Author Interviews, BMJ, Diabetes, Exercise - Fitness, Nutrition, Weight Research / 10.04.2013

MedicalResearch.com eInterview with

Manuel Franco MD, PhD Associate Professor Department of Health Sciences, Public Health Unit Universidad de Alcalá mfranco@uah.es http://www.uah.es/pdi/manuel_franco Adjunct Associate Professor Department of Epidemiology Johns Hopkins Bloomberg School of Public Health mfranco@jhsph.eduManuel Franco MD, PhD Associate Professor Department of Health Sciences, Public Health Unit Universidad de Alcalá Johns Hopkins Bloomberg School of Public Health Adjunct Associate Professor Dept. of Epidemiology mfranco@jhsph.edu

MedicalResearch.com: What are the main findings of the study? Dr. Franco: Population wide weight loss of about 5 kg was related with large decreases in diabetes and cardiovascular mortality. On the contrary, Body weight regain was related with an increase in diabetes prevalence, incidence, and mortality, as well as a deceleration in the previously declining rates of cardiovascular death.
BMJ, Brain Injury, Mental Health Research / 15.03.2013

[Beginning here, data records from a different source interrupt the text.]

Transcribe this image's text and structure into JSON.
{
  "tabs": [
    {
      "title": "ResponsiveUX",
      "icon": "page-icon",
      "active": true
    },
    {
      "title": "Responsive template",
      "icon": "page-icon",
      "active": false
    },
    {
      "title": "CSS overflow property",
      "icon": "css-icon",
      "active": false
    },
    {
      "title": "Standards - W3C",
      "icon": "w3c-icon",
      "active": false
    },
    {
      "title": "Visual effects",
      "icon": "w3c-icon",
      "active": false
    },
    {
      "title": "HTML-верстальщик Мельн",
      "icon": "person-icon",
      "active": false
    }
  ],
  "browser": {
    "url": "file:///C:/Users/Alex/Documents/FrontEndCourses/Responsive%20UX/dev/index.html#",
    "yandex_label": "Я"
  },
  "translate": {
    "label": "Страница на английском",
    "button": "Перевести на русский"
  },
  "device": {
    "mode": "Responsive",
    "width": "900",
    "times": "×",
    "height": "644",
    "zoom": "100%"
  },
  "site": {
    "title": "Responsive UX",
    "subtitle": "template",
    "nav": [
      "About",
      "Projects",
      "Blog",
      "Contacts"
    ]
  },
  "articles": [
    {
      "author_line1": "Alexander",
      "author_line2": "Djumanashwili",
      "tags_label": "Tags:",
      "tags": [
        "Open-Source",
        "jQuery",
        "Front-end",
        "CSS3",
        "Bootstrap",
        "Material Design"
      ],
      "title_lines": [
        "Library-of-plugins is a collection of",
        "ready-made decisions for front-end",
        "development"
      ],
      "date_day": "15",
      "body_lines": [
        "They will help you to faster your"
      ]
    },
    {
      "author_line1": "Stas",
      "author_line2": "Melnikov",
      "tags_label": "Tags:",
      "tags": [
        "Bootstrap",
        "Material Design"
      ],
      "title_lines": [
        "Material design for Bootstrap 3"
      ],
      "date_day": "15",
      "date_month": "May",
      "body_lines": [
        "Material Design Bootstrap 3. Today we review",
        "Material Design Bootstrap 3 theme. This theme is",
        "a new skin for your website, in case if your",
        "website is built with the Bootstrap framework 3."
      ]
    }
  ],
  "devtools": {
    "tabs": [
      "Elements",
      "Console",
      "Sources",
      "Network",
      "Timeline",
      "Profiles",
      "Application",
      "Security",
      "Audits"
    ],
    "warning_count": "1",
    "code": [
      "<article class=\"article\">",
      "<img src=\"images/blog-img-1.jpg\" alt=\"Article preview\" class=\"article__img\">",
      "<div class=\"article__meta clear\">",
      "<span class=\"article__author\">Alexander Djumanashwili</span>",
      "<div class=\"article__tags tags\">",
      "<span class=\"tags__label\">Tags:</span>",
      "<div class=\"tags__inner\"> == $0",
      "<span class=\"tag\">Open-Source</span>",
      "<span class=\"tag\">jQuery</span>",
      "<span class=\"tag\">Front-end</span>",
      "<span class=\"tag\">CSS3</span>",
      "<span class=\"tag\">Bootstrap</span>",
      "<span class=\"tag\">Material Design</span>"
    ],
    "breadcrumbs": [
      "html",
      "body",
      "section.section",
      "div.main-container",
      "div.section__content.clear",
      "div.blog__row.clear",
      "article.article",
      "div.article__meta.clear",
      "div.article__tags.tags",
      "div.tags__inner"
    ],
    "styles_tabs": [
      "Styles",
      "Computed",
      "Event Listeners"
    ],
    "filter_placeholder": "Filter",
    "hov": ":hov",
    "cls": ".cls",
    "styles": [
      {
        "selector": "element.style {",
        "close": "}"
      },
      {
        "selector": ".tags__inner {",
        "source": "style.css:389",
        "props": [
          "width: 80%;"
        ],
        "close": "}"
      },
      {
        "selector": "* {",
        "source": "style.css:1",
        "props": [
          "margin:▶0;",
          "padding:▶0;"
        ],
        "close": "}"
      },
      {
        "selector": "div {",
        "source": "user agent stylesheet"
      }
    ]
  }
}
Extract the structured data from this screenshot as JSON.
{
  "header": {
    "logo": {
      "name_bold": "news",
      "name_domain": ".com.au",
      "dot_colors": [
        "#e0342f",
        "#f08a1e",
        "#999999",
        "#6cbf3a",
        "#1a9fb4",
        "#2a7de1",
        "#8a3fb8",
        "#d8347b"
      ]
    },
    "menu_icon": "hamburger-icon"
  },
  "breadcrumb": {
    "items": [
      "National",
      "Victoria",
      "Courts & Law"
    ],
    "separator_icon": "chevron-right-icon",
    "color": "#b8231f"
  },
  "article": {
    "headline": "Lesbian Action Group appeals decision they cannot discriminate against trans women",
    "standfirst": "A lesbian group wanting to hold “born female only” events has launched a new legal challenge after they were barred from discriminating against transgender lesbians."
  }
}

 Dr. Anna Nordström MD Department of Community Medicine and Rehabilitation, Rehabilitation Medicine, Umeå University, SE-901 87 Umeå, SwedenMedical Research.com Interview with Dr. Anna Nordström MD Department of Community Medicine and Rehabilitation, Rehabilitation Medicine, Umeå University, SE-901 87 Umeå, Sweden Medical Research.com: What are the main findings of the study? Dr. Nordström: We have found that low cognitive function and factors related to low socioeconomic status and intoxications are strong independent risk factors for mild traumatic brain injury in men. Medical Research.com: Were any of the findings unexpected? Dr. Nordström:  Our knowledge of risk factors that predispose people to sustaining such injury is limited. Previous research has inferred that mild traumatic brain injuries have important long-term consequences on cognitive function. However, we found similar deficits in cognitive function in subjects that sustained a mild traumatic brain injury before and after cognitive testing. Thus our data suggest that the injury itself may not reduce cognitive function.